The basic idea is to counter optimism bias in project cost estimates by applying an upward-adjustment factor to such estimates, at the time a decision is made to build the project. Based on empirical data, the —uplifts— (to have a 50% probability of achieving the cost target) are 15% for highway projects, 40% for rail projects, 23% for bridges and tunnels, etc. Higher uplifts are required if a higher probability of meeting the target is desired.
The problem with this approach is that project developers who know that an uplift factor will be applied to their cost estimate may further reduce the cost estimate they submit, in hopes of being selected and being able to make up for the under-estimate later on, as they do today. The report recognizes this possibility, and says that the use of uplifts should be supported by things like requiring local co-funding of cost over-runs where possible, formal requirements for cost- and risk-assessment at the business-case stage of the project, and introducing independent appraisals.

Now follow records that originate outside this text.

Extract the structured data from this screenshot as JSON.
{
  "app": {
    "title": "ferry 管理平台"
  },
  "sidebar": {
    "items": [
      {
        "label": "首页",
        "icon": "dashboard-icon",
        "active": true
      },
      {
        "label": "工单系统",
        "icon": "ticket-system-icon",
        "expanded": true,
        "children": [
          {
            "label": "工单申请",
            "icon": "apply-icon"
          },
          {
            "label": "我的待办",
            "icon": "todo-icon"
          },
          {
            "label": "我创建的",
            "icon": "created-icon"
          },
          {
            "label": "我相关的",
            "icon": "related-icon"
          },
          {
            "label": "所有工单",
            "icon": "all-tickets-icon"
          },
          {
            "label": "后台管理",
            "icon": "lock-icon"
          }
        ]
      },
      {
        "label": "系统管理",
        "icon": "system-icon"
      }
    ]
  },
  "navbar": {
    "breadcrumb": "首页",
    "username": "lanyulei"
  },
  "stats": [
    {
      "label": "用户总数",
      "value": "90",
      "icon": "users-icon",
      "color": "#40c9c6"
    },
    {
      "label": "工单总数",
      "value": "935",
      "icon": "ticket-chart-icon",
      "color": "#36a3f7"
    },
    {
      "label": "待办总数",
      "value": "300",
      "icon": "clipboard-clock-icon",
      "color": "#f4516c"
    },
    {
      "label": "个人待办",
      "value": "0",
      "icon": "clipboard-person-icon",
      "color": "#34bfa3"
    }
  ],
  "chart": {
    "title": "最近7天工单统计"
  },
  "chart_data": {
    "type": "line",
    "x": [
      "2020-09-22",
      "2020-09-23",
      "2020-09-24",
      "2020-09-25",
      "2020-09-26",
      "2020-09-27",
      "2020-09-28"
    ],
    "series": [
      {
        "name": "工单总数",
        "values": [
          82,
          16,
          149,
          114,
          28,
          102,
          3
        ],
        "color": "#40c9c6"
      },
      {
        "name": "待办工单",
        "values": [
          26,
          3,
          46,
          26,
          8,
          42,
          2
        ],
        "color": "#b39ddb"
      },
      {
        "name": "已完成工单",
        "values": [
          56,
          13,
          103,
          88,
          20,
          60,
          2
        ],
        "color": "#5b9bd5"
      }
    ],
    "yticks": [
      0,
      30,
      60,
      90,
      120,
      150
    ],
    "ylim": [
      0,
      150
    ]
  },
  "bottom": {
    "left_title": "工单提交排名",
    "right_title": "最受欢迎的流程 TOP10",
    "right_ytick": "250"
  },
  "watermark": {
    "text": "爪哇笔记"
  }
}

While those measures may help, it would be far more effective to genuinely change the incentives of the players. If the developer is also to be the owner/operator of the project, and must pay for it largely or entirely out of fees paid by its users, then the risk of cost overruns is no longer the government’s problem. And the developer/operator’s interest is to get the project built on time (so it can start generating revenues) and on-budget (so that those revenues will be enough to repay the investment). That’s the long-term public-private partnership model that seems to be working well for European and Australian toll projects. The U.K. has used this model for just one project: the M6Toll motorway bypassing Birmingham . It should use if far more widely.
I’m on the road again this month, and again in April. Here’s what’s on my speaking calendar:
Feb. 24: Breakfast talk on California highway finance, in Oakland, sponsored by BR&H (RSVP to Sheila Garvey, firstname.lastname@example.org).
Feb. 25: Panel at West Coast Corridor Coalition/Cascadia Leadership Forum in Redmond, WA (www.cascadiaproject.org).
April 13: Managed Lanes presentation at Team Florida meeting in Tallahassee.
April 18-19: Managed Lanes/BRT presentation at TRB 12th International HOV Systems, Pricing, and Managed Lanes conference, Houston.
April 26: highway finance discussion at Construction Industry Round Table conference, Washington, DC.
“Californians can’t get from place to place on little fairy wings. This is a car-centered state. We need roads. Like Gov. Pat Brown before me, I intend to see that the government builds the roads that Californians need.” -Gov. Arnold Schwarzenegger, State of the State speech, January 5, 2005.
“Nothing could be more natural than for the transport modes that best meet the demand to develop more than the others, and for the latter to dwindle. This is true in all sectors of the economy, and it is difficult to see why transport should be the exception to this rule.” -Christian Gerondeau, in Railways, Public Transport, and Others: the Republic’s Wastes.